Lebron James is still not old. He’s 35. In the year he turned 35, Michael Jordan was the NBA’s MVP, and the Finals MVP, and the All-Star Game MVP, and first team All-Defense, and he won his sixth NBA championship. But that was only M.J.’s 10th full season (and he retired, for the second of three times, afterward). This is James’ 17th. He’s played in 1478 NBA games, including the playoffs, and all those nightly “workouts” have taken a toll. When a groin injury sidelined him for much of last season, doubters chirped. But the King endures, pushing himself ever onward and upward in a quest to rule the NBA once again. Like the ageless Tom Brady, he’s incorporated state-of-the-art training, nutrition, and recovery to fend off the only undefeated adversary: Father Time.
A little over a year ago, Lebron appeared on The Tim Ferriss Show podcast with his trainer, Mike Mancias, and dished up everything he’d eaten on a recent game day:

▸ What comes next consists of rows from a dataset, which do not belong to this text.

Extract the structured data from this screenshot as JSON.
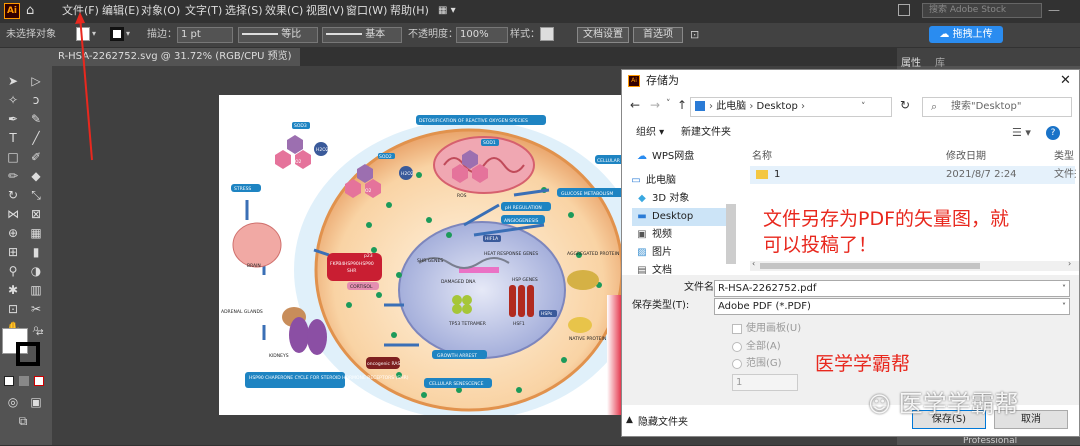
{
  "menubar": {
    "logo": "Ai",
    "items": [
      "文件(F)",
      "编辑(E)",
      "对象(O)",
      "文字(T)",
      "选择(S)",
      "效果(C)",
      "视图(V)",
      "窗口(W)",
      "帮助(H)"
    ],
    "search_placeholder": "搜索 Adobe Stock",
    "upload_label": "拖拽上传"
  },
  "control": {
    "no_selection": "未选择对象",
    "stroke_label": "描边：",
    "stroke_value": "1 pt",
    "uniform": "等比",
    "basic": "基本",
    "opacity_label": "不透明度：",
    "opacity_value": "100%",
    "style_label": "样式：",
    "doc_setup": "文档设置",
    "preferences": "首选项"
  },
  "doc_tab": "R-HSA-2262752.svg @ 31.72% (RGB/CPU 预览)",
  "panel": {
    "tab1": "属性",
    "tab2": "库",
    "bottom": "Professional"
  },
  "artwork": {
    "labels": [
      "DETOXIFICATION OF REACTIVE OXYGEN SPECIES",
      "STRESS",
      "BRAIN",
      "ADRENAL GLANDS",
      "KIDNEYS",
      "HSP90 CHAPERONE CYCLE FOR STEROID HORMONE RECEPTORS (SHR)",
      "CELLULAR SENESCENCE",
      "GROWTH ARREST",
      "TP53 TETRAMER",
      "DAMAGED DNA",
      "HEAT RESPONSE GENES",
      "GLUCOSE METABOLISM",
      "pH REGULATION",
      "ANGIOGENESIS",
      "HSP GENES",
      "HSF1",
      "AGGREGATED PROTEIN",
      "NATIVE PROTEIN",
      "CELLULAR",
      "oncogenic RAS",
      "SHR GENES",
      "SHR",
      "CORTISOL",
      "p23",
      "FKPB4",
      "HSP90",
      "HSP90",
      "SOD3",
      "SOD1",
      "ROS",
      "HIF1A",
      "HSPs",
      "TP53",
      "MAPK",
      "RB1",
      "SOD2",
      "CAT",
      "O2",
      "H2O2"
    ]
  },
  "dialog": {
    "title": "存储为",
    "breadcrumb": [
      "此电脑",
      "Desktop"
    ],
    "search_placeholder": "搜索\"Desktop\"",
    "organize": "组织 ▾",
    "new_folder": "新建文件夹",
    "nav": [
      "WPS网盘",
      "此电脑",
      "3D 对象",
      "Desktop",
      "视频",
      "图片",
      "文档"
    ],
    "columns": {
      "name": "名称",
      "date": "修改日期",
      "type": "类型"
    },
    "files": [
      {
        "name": "1",
        "date": "2021/8/7 2:24",
        "type": "文件夹"
      }
    ],
    "filename_label": "文件名(N):",
    "filename": "R-HSA-2262752.pdf",
    "filetype_label": "保存类型(T):",
    "filetype": "Adobe PDF (*.PDF)",
    "use_artboards": "使用画板(U)",
    "all": "全部(A)",
    "range": "范围(G)",
    "range_value": "1",
    "hide_folders": "隐藏文件夹",
    "save": "保存(S)",
    "cancel": "取消"
  },
  "annotations": {
    "line1": "文件另存为PDF的矢量图，就",
    "line2": "可以投稿了！",
    "site": "医学学霸帮",
    "watermark": "医学学霸帮"
  }
}
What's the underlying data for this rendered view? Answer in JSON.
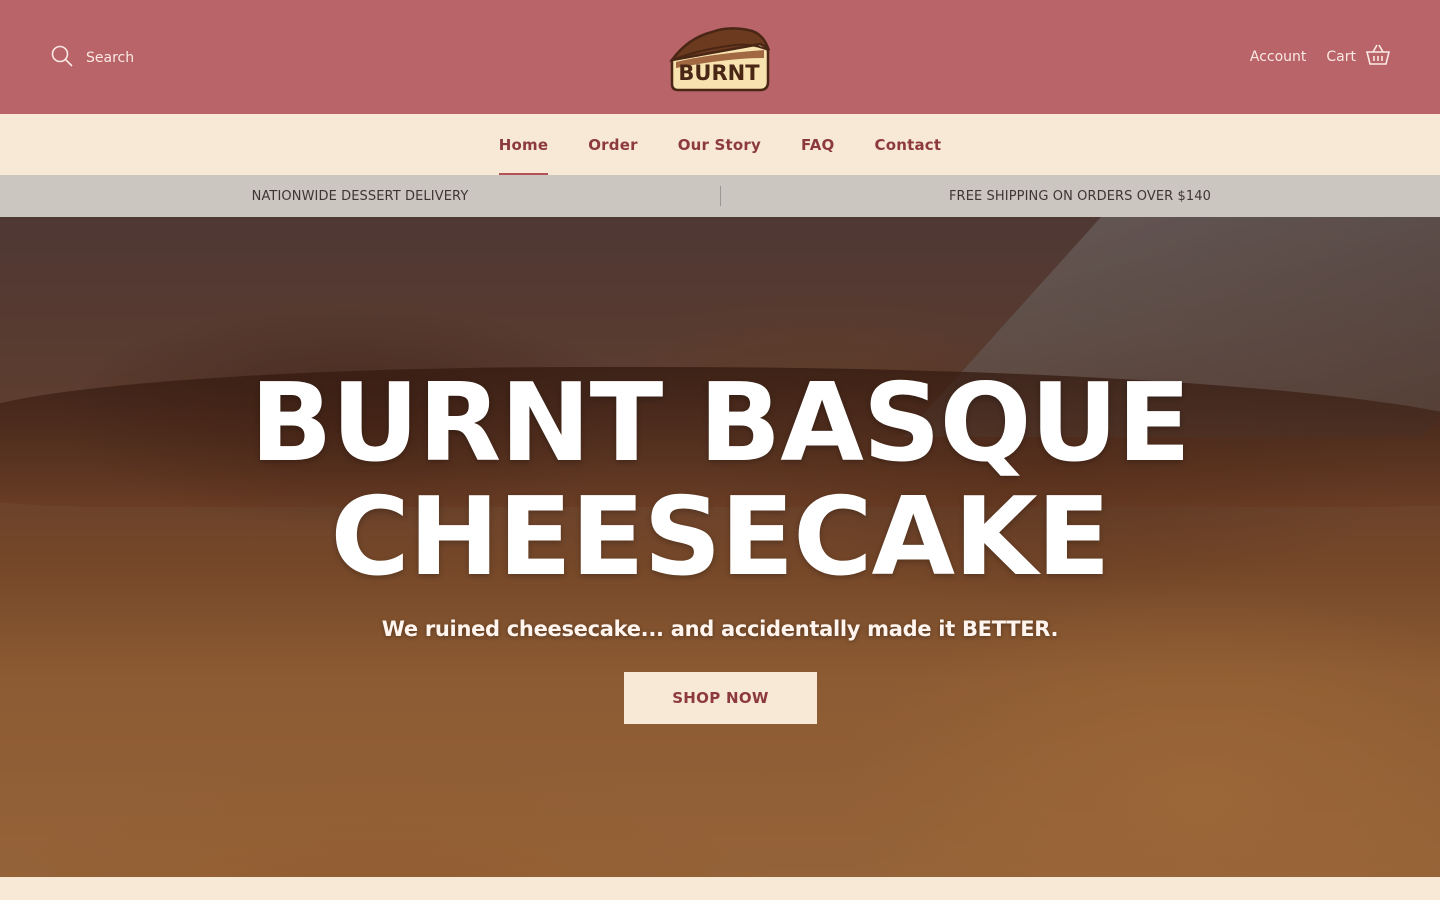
{
  "header": {
    "search_label": "Search",
    "logo_text": "BURNT",
    "account_label": "Account",
    "cart_label": "Cart"
  },
  "nav": {
    "items": [
      {
        "label": "Home",
        "active": true
      },
      {
        "label": "Order",
        "active": false
      },
      {
        "label": "Our Story",
        "active": false
      },
      {
        "label": "FAQ",
        "active": false
      },
      {
        "label": "Contact",
        "active": false
      }
    ]
  },
  "announcement": {
    "left": "NATIONWIDE DESSERT DELIVERY",
    "right": "FREE SHIPPING ON ORDERS OVER $140"
  },
  "hero": {
    "title_line1": "BURNT BASQUE",
    "title_line2": "CHEESECAKE",
    "subtitle": "We ruined cheesecake... and accidentally made it BETTER.",
    "cta_label": "SHOP NOW"
  },
  "colors": {
    "header_bg": "#b96469",
    "cream": "#f8e8d6",
    "nav_text": "#8d3a3c",
    "announce_bg": "#cbc6c0"
  },
  "icons": {
    "search": "search-icon",
    "cart": "basket-icon"
  }
}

- Breakfast: egg white omelet, smoked salmon, gluten-free pancakes with berries
- Lunch: whole wheat pasta, salmon, vegetables
- Pre-game: peanut butter and jelly sandwich

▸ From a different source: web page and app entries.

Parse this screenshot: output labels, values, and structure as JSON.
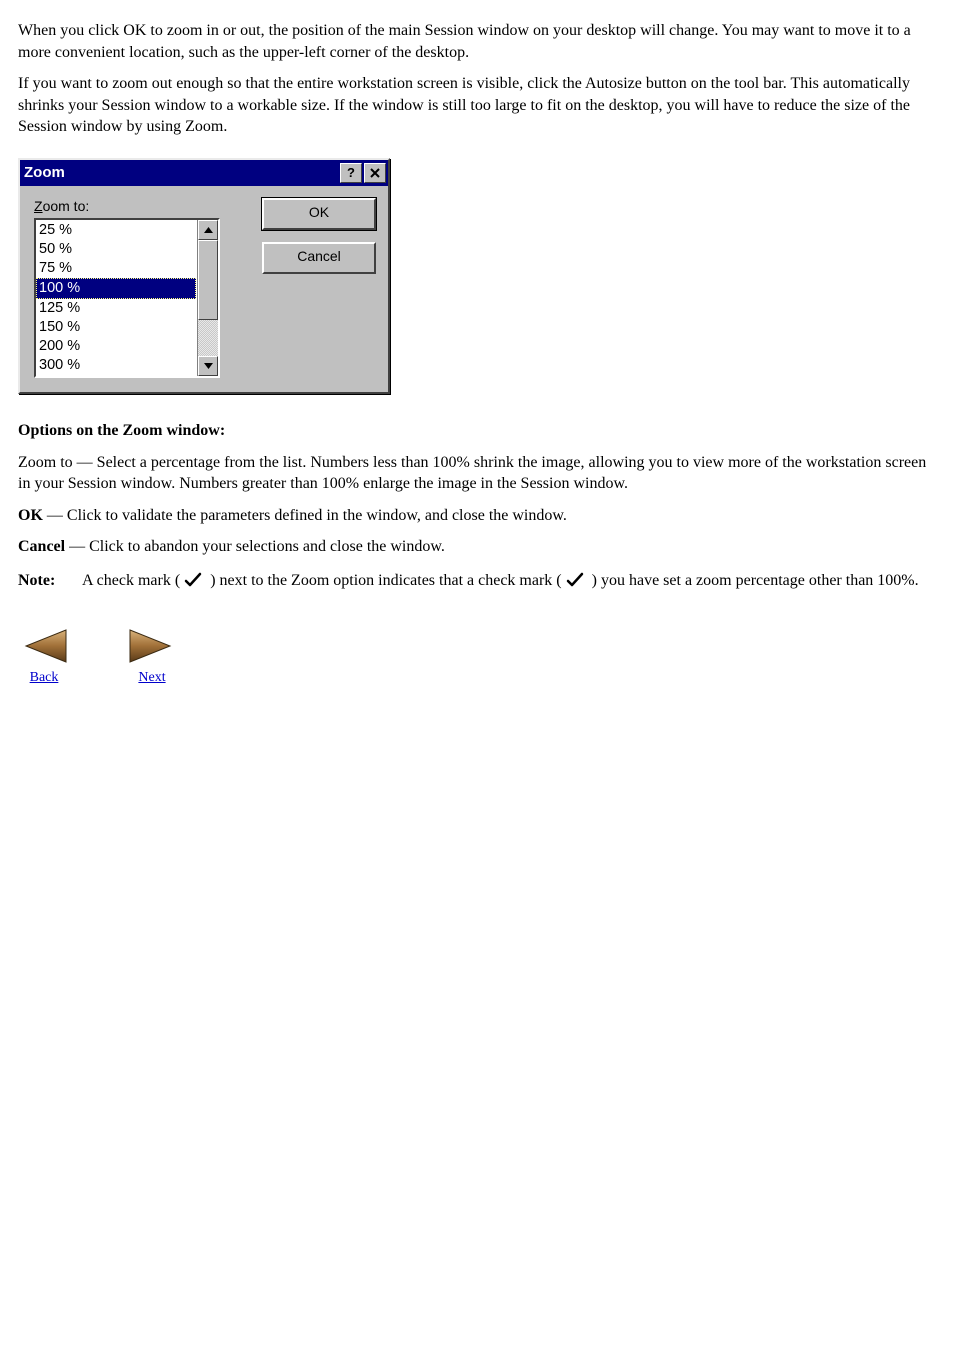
{
  "intro": {
    "p1": "When you click OK to zoom in or out, the position of the main Session window on your desktop will change. You may want to move it to a more convenient location, such as the upper-left corner of the desktop.",
    "p2": "If you want to zoom out enough so that the entire workstation screen is visible, click the Autosize button on the tool bar. This automatically shrinks your Session window to a workable size. If the window is still too large to fit on the desktop, you will have to reduce the size of the Session window by using Zoom."
  },
  "dialog": {
    "title": "Zoom",
    "label_prefix": "Z",
    "label_rest": "oom to:",
    "items": [
      "25 %",
      "50 %",
      "75 %",
      "100 %",
      "125 %",
      "150 %",
      "200 %",
      "300 %"
    ],
    "selected_index": 3,
    "ok": "OK",
    "cancel": "Cancel"
  },
  "body": {
    "heading": "Options on the Zoom window:",
    "zoom_para": "Zoom to — Select a percentage from the list. Numbers less than 100% shrink the image, allowing you to view more of the workstation screen in your Session window. Numbers greater than 100% enlarge the image in the Session window.",
    "ok_line_bold": "OK",
    "ok_line_rest": " — Click to validate the parameters defined in the window, and close the window.",
    "cancel_line_bold": "Cancel",
    "cancel_line_rest": " — Click to abandon your selections and close the window.",
    "note_label": "Note:",
    "note_text_1": "A check mark (",
    "note_text_2": ") next to the Zoom option indicates that a check mark (",
    "note_text_3": ") you have set a zoom percentage other than 100%."
  },
  "nav": {
    "back": "Back",
    "next": "Next"
  }
}
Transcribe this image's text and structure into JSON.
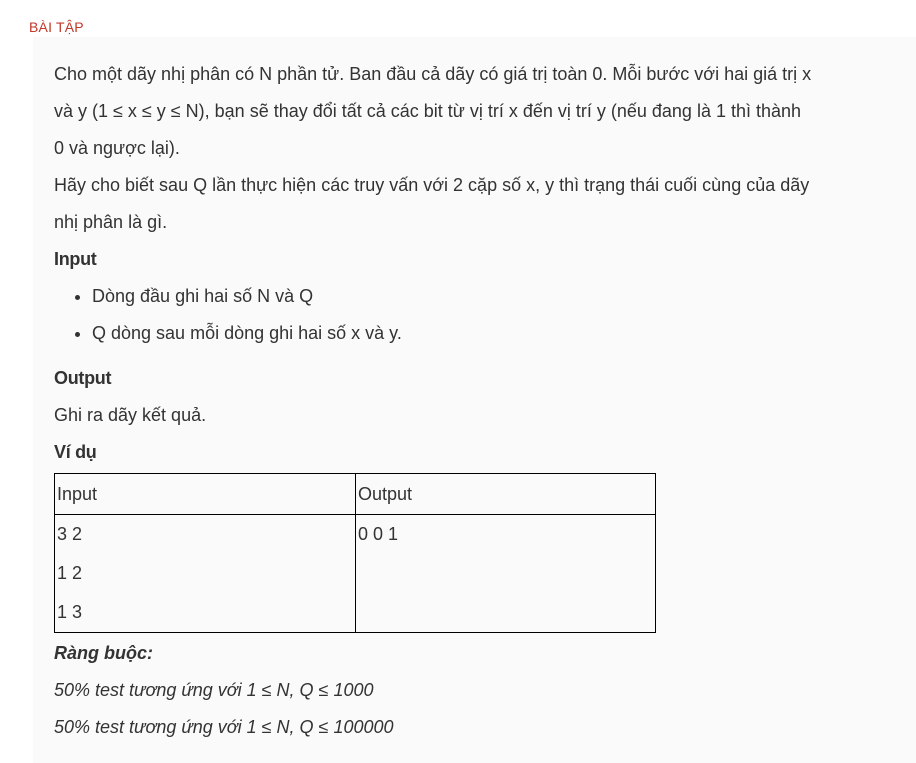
{
  "section_label": "BÀI TẬP",
  "intro": {
    "line1": "Cho một dãy nhị phân có N phần tử. Ban đầu cả dãy có giá trị toàn 0. Mỗi bước với hai giá trị x",
    "line2": "và y (1 ≤ x ≤ y ≤ N), bạn sẽ thay đổi tất cả các bit từ vị trí x đến vị trí y (nếu đang là 1 thì thành",
    "line3": "0 và ngược lại).",
    "line4": "Hãy cho biết sau Q lần thực hiện các truy vấn với 2 cặp số x, y thì trạng thái cuối cùng của dãy",
    "line5": "nhị phân là gì."
  },
  "input_section": {
    "heading": "Input",
    "items": [
      "Dòng đầu ghi hai số N và Q",
      "Q dòng sau mỗi dòng ghi hai số x và y."
    ]
  },
  "output_section": {
    "heading": "Output",
    "text": "Ghi ra dãy kết quả."
  },
  "example": {
    "heading": "Ví dụ",
    "headers": [
      "Input",
      "Output"
    ],
    "input_lines": [
      "3 2",
      "1 2",
      "1 3"
    ],
    "output_lines": [
      "0 0 1"
    ]
  },
  "constraints": {
    "heading": "Ràng buộc:",
    "lines": [
      "50% test tương ứng với 1 ≤ N, Q ≤ 1000",
      "50% test tương ứng với  1 ≤ N, Q ≤ 100000"
    ]
  }
}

- Halftime: apple slices with almond butter
- Post-game: protein shake (plant-based protein powder, almond milk, fruit)
- Dinner: chicken parmesan, arugula salad, “beautiful glass” of cabernet
Breakfast and lunch are heavy on lean proteins (egg whites, salmon) for muscle-building and complex carbs (gluten-free pancakes, whole wheat pasta) for long-range fuel. Additionally, for his joint health and overall well-being, meals are free of the sugars and unhealthy fats that promote inflammation and high in the omega-3 fatty acids (salmon) and antioxidants (fruits and vegetables) that combat inflammation.
The peanut butter and jelly sandwich has become a pre-game staple of elite athletes in recent years, and it’s especially popular in the NBA. ESPN The Magazine traced it back to Kevin Garnett in the 2007-08 season and attributed its success to being an easily-digestible, comfort food. It is. But it has other pluses. As sports nutritionist Jill Lane said: “It’s not the best, but it’s not bad.” A typical PB&J on white bread has about 400 calories and 60 g. carbs (16 g. sugar) to fuel an NBA player through a game that lasts, on average, two hours and 20 minutes. The 430 mg. of sodium replenishes an electrolyte he’ll sweat away. And the 14 g. of protein aids in muscle recovery. But back to the comfort aspect. It’s highly customizable. Steph Curry likes Smucker’s strawberry and Skippy creamy. Some guys add bananas. Breads can be whole-grain for more complex carbs. The Cleveland Cavs, when Lebron was there, provided homemade grape and raspberry jellies and almond butter options. And Lebron is a fan of the latter option, as seen in his halftime snack, apple slices with almond butter, which is sort of an even lighter version of PB&J—simple carbs plus protein to keep him fueled through the second half and, perhaps, overtime(s) when fatigue stalks.
If you think of each game as a workout, you’ll understand the logic of his post-game protein shake. He’s ingesting the macro—protein—his muscles need to recover for his next workout, which may be as soon as the following night.
Dinner—near bedtime on game days—is pretty standard fare. He does cheat sometimes, but rarely during the season. “What we haven’t had in a long time is artificial drinks, artificial sugars, and fried foods,” Lebron told Ferriss. “Just try to be as clean as possible throughout the season when I’m burning so much and trying to get the recovery back.” As for the wine, it’s also standard for King James, and it’s also anti-inflammatory and loaded with antioxidants. Having developed a taste for it just five years ago, he’s now a connoisseur. He told ESPN The Magazine in early 2018: “I’ve heard it’s good for the heart. Listen, I’m playing the best basketball of my life, and I’m drinking some wine pretty much every day. Whatever it is, I’ll take it.” And the next day he gets up and does it all over again.
(Opening photo: NBA.com)